_Action item:_ Give the count of lines in the records below that contain "Nove", with no other words.

Items from an interface collection
□ □ □ □ □ □ □

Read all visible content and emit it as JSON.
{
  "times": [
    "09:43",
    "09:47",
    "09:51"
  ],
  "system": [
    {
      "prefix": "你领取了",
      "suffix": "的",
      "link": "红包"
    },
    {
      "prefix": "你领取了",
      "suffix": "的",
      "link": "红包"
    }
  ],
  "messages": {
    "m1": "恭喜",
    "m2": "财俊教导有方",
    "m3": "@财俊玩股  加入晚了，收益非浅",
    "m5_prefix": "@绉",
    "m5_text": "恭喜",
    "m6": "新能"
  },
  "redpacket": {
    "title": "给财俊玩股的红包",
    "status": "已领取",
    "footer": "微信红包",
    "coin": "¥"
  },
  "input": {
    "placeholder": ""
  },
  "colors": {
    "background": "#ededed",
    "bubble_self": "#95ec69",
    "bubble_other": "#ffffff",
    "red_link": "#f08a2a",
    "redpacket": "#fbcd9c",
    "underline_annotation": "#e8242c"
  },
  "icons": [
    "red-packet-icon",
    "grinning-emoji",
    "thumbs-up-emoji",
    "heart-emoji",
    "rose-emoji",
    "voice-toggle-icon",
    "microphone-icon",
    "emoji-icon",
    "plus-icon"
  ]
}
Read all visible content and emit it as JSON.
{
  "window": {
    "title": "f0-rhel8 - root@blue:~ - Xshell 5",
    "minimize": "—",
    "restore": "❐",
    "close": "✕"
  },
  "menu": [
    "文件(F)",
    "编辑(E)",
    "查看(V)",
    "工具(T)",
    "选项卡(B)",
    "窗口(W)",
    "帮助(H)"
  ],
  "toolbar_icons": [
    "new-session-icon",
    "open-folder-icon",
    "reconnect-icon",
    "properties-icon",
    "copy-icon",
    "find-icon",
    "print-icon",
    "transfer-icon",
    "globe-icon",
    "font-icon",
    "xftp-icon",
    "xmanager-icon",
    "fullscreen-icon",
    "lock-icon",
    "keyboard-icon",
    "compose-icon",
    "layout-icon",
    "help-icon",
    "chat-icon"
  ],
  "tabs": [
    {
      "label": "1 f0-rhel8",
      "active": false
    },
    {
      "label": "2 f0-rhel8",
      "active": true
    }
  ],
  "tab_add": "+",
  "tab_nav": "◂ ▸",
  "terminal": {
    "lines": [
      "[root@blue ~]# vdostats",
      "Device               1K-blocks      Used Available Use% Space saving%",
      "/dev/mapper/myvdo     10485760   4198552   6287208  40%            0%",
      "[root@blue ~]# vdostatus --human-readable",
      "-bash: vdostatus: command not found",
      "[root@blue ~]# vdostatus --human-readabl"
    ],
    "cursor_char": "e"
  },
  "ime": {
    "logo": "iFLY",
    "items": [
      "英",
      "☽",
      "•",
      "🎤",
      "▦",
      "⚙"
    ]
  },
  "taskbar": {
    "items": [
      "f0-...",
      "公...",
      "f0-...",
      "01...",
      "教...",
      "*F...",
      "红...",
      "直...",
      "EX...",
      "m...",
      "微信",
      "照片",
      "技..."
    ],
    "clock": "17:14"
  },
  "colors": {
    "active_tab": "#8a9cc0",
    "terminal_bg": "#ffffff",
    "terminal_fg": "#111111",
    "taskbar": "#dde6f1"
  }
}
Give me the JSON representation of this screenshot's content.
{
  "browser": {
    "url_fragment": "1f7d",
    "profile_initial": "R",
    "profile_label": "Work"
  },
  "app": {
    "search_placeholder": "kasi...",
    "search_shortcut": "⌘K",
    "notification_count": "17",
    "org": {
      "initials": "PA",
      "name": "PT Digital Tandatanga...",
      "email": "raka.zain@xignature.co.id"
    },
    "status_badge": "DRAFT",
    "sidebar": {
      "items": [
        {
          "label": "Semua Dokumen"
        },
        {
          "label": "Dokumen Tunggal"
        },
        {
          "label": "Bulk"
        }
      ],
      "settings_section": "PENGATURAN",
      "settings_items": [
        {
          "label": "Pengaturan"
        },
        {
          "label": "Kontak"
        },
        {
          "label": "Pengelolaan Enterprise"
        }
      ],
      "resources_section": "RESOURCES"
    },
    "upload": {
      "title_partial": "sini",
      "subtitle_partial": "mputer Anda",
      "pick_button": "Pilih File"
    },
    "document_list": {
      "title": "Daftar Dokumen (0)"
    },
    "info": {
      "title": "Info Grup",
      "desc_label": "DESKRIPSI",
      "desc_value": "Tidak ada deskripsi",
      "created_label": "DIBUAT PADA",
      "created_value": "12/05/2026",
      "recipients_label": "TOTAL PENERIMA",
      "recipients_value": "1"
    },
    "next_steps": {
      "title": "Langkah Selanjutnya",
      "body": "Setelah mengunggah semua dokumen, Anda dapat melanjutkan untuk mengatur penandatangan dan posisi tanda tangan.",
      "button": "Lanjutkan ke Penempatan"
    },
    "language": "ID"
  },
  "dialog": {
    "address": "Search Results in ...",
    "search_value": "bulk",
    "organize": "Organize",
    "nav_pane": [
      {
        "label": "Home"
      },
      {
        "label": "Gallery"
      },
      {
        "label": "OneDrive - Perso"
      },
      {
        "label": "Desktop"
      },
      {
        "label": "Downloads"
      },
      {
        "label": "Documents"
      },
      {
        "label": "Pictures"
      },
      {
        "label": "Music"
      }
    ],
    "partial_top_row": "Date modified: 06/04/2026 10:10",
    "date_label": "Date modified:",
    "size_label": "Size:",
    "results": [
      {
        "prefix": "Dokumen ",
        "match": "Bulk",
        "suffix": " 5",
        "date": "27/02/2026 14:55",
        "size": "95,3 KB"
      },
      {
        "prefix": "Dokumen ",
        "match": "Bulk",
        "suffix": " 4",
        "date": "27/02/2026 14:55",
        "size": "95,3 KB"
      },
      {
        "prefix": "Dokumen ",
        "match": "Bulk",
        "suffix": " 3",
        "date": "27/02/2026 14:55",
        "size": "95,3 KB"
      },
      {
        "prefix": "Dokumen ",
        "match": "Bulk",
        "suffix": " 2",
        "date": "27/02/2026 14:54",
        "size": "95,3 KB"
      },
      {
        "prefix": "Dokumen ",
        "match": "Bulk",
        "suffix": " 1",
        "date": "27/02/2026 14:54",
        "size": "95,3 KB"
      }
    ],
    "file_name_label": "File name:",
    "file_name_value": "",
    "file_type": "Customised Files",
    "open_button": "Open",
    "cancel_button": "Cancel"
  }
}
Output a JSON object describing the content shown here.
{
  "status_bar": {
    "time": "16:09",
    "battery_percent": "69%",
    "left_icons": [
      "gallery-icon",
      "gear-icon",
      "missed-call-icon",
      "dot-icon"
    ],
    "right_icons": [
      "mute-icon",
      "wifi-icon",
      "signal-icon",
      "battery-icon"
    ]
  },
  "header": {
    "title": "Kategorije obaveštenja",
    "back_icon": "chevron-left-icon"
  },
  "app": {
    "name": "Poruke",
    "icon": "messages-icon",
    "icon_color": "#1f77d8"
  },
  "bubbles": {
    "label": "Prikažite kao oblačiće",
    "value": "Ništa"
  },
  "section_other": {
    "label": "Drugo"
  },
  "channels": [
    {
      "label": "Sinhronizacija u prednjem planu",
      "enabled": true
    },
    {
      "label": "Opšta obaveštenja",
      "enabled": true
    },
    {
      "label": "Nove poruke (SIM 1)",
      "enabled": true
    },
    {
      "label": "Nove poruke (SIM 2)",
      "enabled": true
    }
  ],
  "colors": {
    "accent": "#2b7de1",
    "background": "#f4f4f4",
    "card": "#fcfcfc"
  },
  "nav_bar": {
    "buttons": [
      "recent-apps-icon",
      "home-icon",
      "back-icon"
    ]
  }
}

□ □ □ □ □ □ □

_Result of this task:_ 2